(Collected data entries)
◆ ◆ ◆

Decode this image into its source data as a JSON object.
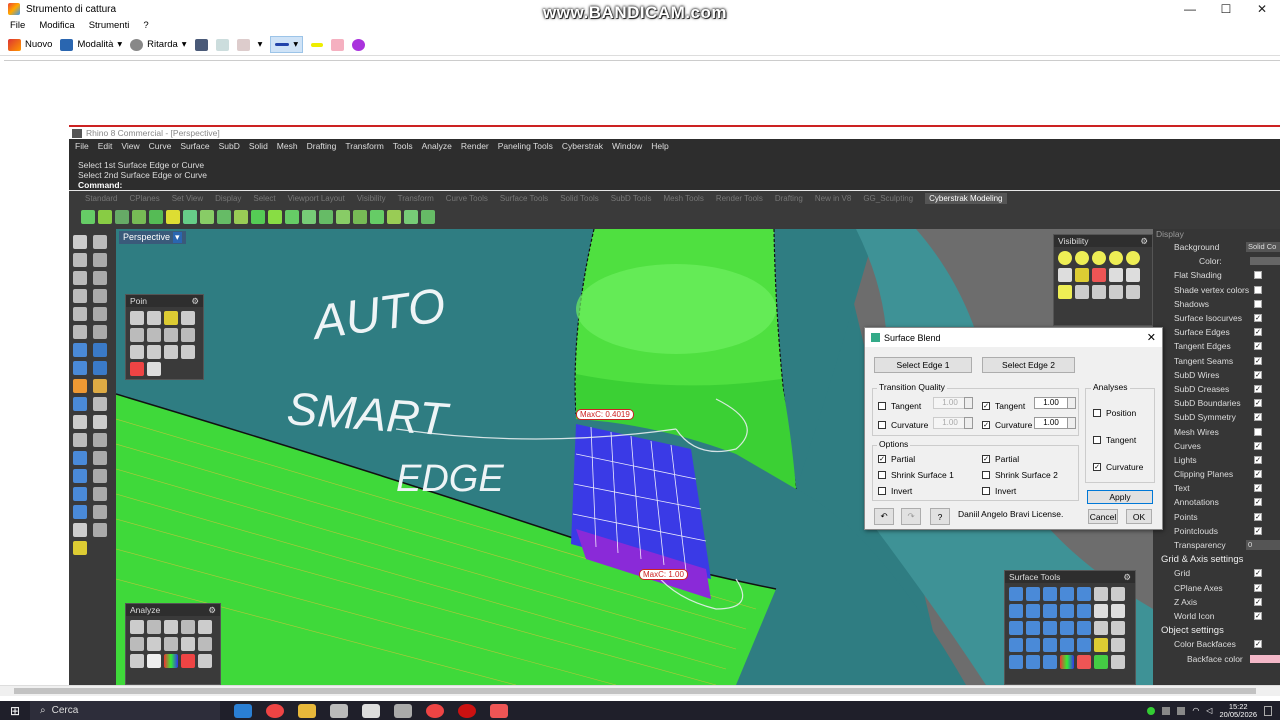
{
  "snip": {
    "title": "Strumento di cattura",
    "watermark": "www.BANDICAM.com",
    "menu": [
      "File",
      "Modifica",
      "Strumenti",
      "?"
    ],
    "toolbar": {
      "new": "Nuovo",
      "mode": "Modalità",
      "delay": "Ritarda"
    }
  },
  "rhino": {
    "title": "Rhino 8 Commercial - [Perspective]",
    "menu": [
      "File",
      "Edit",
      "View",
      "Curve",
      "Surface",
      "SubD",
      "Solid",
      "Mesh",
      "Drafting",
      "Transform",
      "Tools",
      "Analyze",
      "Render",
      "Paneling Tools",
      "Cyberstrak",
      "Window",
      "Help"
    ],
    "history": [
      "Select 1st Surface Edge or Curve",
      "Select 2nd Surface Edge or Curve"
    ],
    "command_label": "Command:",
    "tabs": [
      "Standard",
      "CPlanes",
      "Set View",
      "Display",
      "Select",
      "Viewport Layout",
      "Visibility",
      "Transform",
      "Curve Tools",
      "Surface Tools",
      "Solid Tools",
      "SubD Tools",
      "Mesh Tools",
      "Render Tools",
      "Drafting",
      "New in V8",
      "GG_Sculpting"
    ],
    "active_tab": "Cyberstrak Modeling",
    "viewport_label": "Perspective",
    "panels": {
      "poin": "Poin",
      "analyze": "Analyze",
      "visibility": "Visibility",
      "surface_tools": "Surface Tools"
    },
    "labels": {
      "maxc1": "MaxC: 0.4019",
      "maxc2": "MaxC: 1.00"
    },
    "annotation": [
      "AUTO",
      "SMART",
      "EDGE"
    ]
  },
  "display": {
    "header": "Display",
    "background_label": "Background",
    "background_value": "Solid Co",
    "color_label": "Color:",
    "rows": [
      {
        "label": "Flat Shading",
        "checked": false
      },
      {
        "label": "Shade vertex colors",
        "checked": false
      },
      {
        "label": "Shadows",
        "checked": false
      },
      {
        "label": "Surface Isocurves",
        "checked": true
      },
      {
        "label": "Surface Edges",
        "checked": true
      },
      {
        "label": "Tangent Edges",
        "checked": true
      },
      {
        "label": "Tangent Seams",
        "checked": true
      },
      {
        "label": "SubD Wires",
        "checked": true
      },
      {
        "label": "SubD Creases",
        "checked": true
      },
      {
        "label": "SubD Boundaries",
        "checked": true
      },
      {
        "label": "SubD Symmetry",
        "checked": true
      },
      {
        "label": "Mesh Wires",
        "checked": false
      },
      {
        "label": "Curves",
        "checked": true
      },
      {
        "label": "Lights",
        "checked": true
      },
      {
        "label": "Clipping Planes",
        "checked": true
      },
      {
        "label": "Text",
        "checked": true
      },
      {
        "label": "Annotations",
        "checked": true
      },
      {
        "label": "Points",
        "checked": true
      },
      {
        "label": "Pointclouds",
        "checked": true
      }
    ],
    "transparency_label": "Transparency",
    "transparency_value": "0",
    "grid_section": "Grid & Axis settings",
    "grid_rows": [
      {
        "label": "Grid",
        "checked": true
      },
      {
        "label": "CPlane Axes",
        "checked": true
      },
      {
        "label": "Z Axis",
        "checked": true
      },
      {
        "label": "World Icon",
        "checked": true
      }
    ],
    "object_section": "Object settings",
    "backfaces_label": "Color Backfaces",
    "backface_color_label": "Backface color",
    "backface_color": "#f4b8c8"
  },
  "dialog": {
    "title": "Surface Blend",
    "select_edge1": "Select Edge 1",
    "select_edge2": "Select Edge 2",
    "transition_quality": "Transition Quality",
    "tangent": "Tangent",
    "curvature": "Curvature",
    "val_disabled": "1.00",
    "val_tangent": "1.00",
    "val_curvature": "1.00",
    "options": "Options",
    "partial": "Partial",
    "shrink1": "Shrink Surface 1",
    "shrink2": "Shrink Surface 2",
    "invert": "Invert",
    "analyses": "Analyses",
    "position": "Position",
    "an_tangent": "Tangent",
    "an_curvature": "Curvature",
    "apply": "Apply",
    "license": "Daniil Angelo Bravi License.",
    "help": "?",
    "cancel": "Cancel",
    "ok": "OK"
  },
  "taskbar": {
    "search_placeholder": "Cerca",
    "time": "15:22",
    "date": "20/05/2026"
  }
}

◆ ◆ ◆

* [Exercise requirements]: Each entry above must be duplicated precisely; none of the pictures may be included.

* [Response for this exercise]:
Decode this image into its source data as a JSON object.
{
  "snip": {
    "title": "Strumento di cattura",
    "watermark": "www.BANDICAM.com",
    "menu": [
      "File",
      "Modifica",
      "Strumenti",
      "?"
    ],
    "toolbar": {
      "new": "Nuovo",
      "mode": "Modalità",
      "delay": "Ritarda"
    }
  },
  "rhino": {
    "title": "Rhino 8 Commercial - [Perspective]",
    "menu": [
      "File",
      "Edit",
      "View",
      "Curve",
      "Surface",
      "SubD",
      "Solid",
      "Mesh",
      "Drafting",
      "Transform",
      "Tools",
      "Analyze",
      "Render",
      "Paneling Tools",
      "Cyberstrak",
      "Window",
      "Help"
    ],
    "history": [
      "Select 1st Surface Edge or Curve",
      "Select 2nd Surface Edge or Curve"
    ],
    "command_label": "Command:",
    "tabs": [
      "Standard",
      "CPlanes",
      "Set View",
      "Display",
      "Select",
      "Viewport Layout",
      "Visibility",
      "Transform",
      "Curve Tools",
      "Surface Tools",
      "Solid Tools",
      "SubD Tools",
      "Mesh Tools",
      "Render Tools",
      "Drafting",
      "New in V8",
      "GG_Sculpting"
    ],
    "active_tab": "Cyberstrak Modeling",
    "viewport_label": "Perspective",
    "panels": {
      "poin": "Poin",
      "analyze": "Analyze",
      "visibility": "Visibility",
      "surface_tools": "Surface Tools"
    },
    "labels": {
      "maxc1": "MaxC: 0.4019",
      "maxc2": "MaxC: 1.00"
    },
    "annotation": [
      "AUTO",
      "SMART",
      "EDGE"
    ]
  },
  "display": {
    "header": "Display",
    "background_label": "Background",
    "background_value": "Solid Co",
    "color_label": "Color:",
    "rows": [
      {
        "label": "Flat Shading",
        "checked": false
      },
      {
        "label": "Shade vertex colors",
        "checked": false
      },
      {
        "label": "Shadows",
        "checked": false
      },
      {
        "label": "Surface Isocurves",
        "checked": true
      },
      {
        "label": "Surface Edges",
        "checked": true
      },
      {
        "label": "Tangent Edges",
        "checked": true
      },
      {
        "label": "Tangent Seams",
        "checked": true
      },
      {
        "label": "SubD Wires",
        "checked": true
      },
      {
        "label": "SubD Creases",
        "checked": true
      },
      {
        "label": "SubD Boundaries",
        "checked": true
      },
      {
        "label": "SubD Symmetry",
        "checked": true
      },
      {
        "label": "Mesh Wires",
        "checked": false
      },
      {
        "label": "Curves",
        "checked": true
      },
      {
        "label": "Lights",
        "checked": true
      },
      {
        "label": "Clipping Planes",
        "checked": true
      },
      {
        "label": "Text",
        "checked": true
      },
      {
        "label": "Annotations",
        "checked": true
      },
      {
        "label": "Points",
        "checked": true
      },
      {
        "label": "Pointclouds",
        "checked": true
      }
    ],
    "transparency_label": "Transparency",
    "transparency_value": "0",
    "grid_section": "Grid & Axis settings",
    "grid_rows": [
      {
        "label": "Grid",
        "checked": true
      },
      {
        "label": "CPlane Axes",
        "checked": true
      },
      {
        "label": "Z Axis",
        "checked": true
      },
      {
        "label": "World Icon",
        "checked": true
      }
    ],
    "object_section": "Object settings",
    "backfaces_label": "Color Backfaces",
    "backface_color_label": "Backface color",
    "backface_color": "#f4b8c8"
  },
  "dialog": {
    "title": "Surface Blend",
    "select_edge1": "Select Edge 1",
    "select_edge2": "Select Edge 2",
    "transition_quality": "Transition Quality",
    "tangent": "Tangent",
    "curvature": "Curvature",
    "val_disabled": "1.00",
    "val_tangent": "1.00",
    "val_curvature": "1.00",
    "options": "Options",
    "partial": "Partial",
    "shrink1": "Shrink Surface 1",
    "shrink2": "Shrink Surface 2",
    "invert": "Invert",
    "analyses": "Analyses",
    "position": "Position",
    "an_tangent": "Tangent",
    "an_curvature": "Curvature",
    "apply": "Apply",
    "license": "Daniil Angelo Bravi License.",
    "help": "?",
    "cancel": "Cancel",
    "ok": "OK"
  },
  "taskbar": {
    "search_placeholder": "Cerca",
    "time": "15:22",
    "date": "20/05/2026"
  }
}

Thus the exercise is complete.